# THE PROBLEM
Only the number is needed: count the lines below that hold the string "glyph".

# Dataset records
= Beginning of Section =

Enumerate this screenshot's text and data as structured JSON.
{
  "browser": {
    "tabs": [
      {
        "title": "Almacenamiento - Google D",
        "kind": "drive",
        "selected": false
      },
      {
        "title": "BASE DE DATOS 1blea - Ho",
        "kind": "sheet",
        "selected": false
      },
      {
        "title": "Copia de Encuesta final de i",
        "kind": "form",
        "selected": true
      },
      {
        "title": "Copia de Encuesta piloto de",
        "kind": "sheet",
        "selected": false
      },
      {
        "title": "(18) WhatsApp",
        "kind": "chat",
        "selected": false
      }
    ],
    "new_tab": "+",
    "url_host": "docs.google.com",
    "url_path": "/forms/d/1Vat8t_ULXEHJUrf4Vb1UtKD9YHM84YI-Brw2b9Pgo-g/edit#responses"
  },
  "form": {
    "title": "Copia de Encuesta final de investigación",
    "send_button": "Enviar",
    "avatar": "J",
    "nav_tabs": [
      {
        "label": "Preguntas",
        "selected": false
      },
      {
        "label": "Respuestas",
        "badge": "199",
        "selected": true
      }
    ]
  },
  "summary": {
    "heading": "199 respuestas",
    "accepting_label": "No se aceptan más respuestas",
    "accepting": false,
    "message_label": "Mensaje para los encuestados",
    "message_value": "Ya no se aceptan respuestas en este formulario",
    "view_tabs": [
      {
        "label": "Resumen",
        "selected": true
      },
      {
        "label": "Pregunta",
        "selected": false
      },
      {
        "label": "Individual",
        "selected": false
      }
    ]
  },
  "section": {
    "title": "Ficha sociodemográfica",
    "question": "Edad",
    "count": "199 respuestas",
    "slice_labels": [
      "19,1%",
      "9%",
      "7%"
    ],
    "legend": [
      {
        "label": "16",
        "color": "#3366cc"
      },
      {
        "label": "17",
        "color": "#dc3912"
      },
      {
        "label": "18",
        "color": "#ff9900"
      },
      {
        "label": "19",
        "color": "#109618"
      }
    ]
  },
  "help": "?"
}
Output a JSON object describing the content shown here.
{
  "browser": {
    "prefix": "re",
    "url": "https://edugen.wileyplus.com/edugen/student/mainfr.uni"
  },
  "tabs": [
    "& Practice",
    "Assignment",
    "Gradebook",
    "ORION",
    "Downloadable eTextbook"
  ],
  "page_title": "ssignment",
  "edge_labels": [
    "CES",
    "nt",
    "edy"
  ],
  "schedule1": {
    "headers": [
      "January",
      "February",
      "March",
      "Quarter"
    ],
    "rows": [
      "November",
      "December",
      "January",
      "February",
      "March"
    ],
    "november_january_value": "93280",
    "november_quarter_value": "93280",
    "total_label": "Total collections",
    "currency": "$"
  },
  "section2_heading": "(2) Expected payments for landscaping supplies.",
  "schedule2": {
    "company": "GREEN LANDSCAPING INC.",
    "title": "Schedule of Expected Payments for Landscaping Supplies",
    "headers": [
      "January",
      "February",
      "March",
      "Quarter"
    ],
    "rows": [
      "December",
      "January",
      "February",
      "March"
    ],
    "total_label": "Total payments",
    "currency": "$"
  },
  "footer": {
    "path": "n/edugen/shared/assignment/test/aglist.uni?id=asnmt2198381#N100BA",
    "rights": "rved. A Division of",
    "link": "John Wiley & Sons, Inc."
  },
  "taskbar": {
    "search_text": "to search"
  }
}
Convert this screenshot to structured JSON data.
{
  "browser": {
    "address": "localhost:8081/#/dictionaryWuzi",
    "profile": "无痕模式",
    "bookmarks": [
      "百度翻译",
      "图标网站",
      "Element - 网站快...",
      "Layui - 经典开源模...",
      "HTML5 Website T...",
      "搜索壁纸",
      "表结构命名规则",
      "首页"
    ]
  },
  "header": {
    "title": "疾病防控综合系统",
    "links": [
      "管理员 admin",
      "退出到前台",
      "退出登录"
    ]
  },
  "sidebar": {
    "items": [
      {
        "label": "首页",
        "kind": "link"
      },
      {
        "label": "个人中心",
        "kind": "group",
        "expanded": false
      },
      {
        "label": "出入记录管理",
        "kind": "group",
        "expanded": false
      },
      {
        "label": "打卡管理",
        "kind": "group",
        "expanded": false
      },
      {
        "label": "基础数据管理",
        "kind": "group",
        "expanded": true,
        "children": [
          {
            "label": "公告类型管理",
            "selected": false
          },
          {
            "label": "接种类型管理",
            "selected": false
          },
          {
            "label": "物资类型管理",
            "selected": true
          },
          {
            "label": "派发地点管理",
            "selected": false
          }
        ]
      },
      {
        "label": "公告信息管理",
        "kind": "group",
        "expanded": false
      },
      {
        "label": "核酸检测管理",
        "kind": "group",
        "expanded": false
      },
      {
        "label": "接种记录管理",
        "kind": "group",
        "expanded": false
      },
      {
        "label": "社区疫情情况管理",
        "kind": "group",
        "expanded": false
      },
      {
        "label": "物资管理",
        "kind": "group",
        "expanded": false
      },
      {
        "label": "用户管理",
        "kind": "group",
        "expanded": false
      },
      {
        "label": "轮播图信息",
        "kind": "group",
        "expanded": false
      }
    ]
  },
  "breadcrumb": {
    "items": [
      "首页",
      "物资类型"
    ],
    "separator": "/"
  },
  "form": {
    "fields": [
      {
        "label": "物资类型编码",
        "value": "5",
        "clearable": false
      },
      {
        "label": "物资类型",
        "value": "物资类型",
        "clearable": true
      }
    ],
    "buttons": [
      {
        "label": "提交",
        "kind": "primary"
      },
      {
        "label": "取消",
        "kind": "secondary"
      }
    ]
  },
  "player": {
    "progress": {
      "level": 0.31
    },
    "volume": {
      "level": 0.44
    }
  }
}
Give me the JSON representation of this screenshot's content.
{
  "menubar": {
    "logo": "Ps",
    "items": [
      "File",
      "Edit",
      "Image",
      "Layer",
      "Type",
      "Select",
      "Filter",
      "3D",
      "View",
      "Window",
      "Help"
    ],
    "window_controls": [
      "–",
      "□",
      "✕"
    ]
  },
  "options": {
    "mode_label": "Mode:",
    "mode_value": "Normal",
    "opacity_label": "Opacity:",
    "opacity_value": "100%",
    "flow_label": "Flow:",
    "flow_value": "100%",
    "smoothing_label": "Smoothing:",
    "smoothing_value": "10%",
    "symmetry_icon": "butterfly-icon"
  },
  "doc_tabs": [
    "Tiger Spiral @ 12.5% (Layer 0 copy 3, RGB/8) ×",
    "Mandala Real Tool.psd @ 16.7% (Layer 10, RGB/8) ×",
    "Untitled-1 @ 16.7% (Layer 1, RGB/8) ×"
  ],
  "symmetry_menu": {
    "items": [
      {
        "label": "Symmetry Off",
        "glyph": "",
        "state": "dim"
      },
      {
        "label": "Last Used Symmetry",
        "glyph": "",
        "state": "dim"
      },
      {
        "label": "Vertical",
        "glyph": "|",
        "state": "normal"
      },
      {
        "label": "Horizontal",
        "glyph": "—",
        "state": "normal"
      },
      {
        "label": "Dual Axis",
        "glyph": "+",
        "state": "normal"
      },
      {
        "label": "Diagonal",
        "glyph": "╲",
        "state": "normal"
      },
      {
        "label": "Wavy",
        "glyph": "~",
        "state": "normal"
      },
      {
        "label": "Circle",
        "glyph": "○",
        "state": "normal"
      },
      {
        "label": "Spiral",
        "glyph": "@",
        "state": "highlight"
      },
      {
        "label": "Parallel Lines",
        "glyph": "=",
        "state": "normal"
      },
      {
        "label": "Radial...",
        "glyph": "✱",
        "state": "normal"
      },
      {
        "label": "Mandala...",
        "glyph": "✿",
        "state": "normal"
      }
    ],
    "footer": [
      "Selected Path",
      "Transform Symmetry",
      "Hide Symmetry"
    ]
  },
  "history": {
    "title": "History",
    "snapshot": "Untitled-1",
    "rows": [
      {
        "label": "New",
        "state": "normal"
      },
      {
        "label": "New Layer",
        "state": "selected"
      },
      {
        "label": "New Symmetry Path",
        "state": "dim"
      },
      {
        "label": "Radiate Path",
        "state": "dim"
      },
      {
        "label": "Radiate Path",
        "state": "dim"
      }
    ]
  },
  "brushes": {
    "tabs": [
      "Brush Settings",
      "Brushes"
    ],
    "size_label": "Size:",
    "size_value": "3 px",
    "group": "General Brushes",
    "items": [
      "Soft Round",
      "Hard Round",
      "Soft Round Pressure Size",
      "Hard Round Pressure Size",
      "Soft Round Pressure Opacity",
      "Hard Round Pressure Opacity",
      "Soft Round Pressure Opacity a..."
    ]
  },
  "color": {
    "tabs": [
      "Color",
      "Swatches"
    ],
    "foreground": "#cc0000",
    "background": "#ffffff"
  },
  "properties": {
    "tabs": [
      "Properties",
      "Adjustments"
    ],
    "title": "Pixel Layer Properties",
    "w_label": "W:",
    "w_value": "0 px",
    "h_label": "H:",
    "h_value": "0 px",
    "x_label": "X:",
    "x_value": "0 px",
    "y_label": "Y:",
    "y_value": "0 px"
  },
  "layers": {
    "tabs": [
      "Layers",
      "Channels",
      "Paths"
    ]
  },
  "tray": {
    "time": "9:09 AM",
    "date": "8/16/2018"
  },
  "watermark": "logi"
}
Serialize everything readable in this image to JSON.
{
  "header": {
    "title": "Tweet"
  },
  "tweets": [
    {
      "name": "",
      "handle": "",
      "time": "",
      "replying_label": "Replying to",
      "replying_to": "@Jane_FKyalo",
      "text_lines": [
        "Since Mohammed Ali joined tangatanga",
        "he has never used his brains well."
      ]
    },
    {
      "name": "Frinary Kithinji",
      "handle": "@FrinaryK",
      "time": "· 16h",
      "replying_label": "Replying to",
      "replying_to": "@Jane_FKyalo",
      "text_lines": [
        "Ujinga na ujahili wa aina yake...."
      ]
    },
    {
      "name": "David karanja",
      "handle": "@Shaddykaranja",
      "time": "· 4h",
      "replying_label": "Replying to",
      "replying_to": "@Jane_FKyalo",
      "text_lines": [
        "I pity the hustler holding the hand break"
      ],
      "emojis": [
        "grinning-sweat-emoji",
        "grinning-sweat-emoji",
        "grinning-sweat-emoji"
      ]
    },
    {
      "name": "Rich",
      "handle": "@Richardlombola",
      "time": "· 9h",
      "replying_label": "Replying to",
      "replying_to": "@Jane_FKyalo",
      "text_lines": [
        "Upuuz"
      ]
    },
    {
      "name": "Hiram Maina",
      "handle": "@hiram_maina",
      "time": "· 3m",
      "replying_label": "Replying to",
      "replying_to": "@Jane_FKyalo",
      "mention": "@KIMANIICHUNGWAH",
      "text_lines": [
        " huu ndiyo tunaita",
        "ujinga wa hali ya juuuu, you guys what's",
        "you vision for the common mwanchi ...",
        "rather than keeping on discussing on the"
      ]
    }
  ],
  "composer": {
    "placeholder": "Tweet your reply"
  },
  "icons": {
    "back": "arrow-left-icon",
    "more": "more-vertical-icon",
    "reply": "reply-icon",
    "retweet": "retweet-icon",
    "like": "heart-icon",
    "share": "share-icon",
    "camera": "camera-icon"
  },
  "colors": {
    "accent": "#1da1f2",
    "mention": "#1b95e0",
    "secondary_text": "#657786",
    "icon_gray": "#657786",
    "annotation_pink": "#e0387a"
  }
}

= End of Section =

# EXERCISE RESPONSE
12